Tokyo is stepping up this engagement as Sri Lanka becomes an ever-greater focus of strategic competition, including concerns over Chinese control of its southern port of Hambantota.
The Sri Lankan Coast Guard has just commissioned two 30 metre fast patrol boats, which JICA has funded. JICA has also given U.S.$180 million to build two 85 metre offshore patrol vessels by Colombo Dockyard, Sri Lanka’s largest shipbuilding company that happens to be Japanese majority owned. There’s also speculation about the possibility of donating P-3C Orion maritime surveillance aircraft.
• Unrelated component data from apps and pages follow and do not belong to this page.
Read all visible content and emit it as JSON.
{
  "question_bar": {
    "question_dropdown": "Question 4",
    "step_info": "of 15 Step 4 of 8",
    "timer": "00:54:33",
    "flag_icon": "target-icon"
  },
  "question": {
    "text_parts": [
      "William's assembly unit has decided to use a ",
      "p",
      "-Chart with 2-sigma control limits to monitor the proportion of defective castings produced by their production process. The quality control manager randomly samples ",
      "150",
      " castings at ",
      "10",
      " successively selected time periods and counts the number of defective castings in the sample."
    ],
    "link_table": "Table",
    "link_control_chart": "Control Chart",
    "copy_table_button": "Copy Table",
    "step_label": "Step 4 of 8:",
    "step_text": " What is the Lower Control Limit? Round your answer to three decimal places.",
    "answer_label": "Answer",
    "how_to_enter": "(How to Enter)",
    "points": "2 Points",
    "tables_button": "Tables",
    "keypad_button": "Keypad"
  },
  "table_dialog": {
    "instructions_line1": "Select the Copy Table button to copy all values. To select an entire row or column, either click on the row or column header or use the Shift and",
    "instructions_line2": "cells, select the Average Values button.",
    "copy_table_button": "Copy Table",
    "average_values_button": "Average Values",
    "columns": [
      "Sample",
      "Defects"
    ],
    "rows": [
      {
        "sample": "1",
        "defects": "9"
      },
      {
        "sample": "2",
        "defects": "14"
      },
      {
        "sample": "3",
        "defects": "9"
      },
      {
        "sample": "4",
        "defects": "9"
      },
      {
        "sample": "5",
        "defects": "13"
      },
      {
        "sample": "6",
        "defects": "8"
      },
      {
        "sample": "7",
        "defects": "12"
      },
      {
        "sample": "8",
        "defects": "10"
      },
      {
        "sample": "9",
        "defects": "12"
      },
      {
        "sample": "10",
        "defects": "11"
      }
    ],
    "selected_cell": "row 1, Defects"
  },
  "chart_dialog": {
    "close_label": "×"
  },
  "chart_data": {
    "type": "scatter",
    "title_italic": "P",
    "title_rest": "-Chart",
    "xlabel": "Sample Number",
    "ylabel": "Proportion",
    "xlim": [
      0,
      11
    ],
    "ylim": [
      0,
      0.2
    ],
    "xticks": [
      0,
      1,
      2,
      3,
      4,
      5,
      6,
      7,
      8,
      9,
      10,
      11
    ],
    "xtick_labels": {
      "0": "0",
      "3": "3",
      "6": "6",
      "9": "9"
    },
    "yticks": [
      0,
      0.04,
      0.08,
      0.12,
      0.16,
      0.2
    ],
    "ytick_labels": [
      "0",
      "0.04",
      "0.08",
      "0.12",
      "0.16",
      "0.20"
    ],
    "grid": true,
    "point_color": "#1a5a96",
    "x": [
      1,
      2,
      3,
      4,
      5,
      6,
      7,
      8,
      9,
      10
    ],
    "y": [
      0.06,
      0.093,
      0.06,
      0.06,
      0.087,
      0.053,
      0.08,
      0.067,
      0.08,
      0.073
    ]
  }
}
Japanese Defence Minister, Itsunori Onodera, visited Sri Lanka last month, where his itinerary included official visits to the ports of Colombo, Hambantota and Trincomalee. At Trinco he was met by the Japanese destroyer Ikazuchi. In a few weeks, Sri Lanka will also see a visit by a Japanese naval task group, led by the Japanese navy’s largest ship, the 27,000-tonne helicopter carrier Kaga.
Where this may lead is unclear. Colombo makes no secret of its desire for Japanese and Indian investment into its northern port of Trinco, to help balance Chinese influence. The economic feasibility of that project is questionable, but Delhi and Tokyo will certainly want to keep a footprint there (and exclude China from it). It is not clear what message was meant to be conveyed by Onodera’s visits to Hambantota and Trinco, but it is clear that Tokyo is watching very closely.
Whatever form Japan’s future security presence may take in Sri Lanka, an important conclusion to draw from these developments is that the Indian Ocean is likely to have a much more complex and multipolar future.
This will include several second-order players, including Japan, jostling for position with India, the U.S. and China.
Dr. David Brewster is with the National Security College at the Australian National University, where he specialises in South Asian and Indian Ocean strategic affairs. He is also a Distinguished Research Fellow with the Australia India Institute. His previous career was as a corporate lawyer working on complex cross-border transactions and he practiced for almost two decades in the United States, England, France and Australia.
This article appeared originally at Lowy Institute's the interpreter.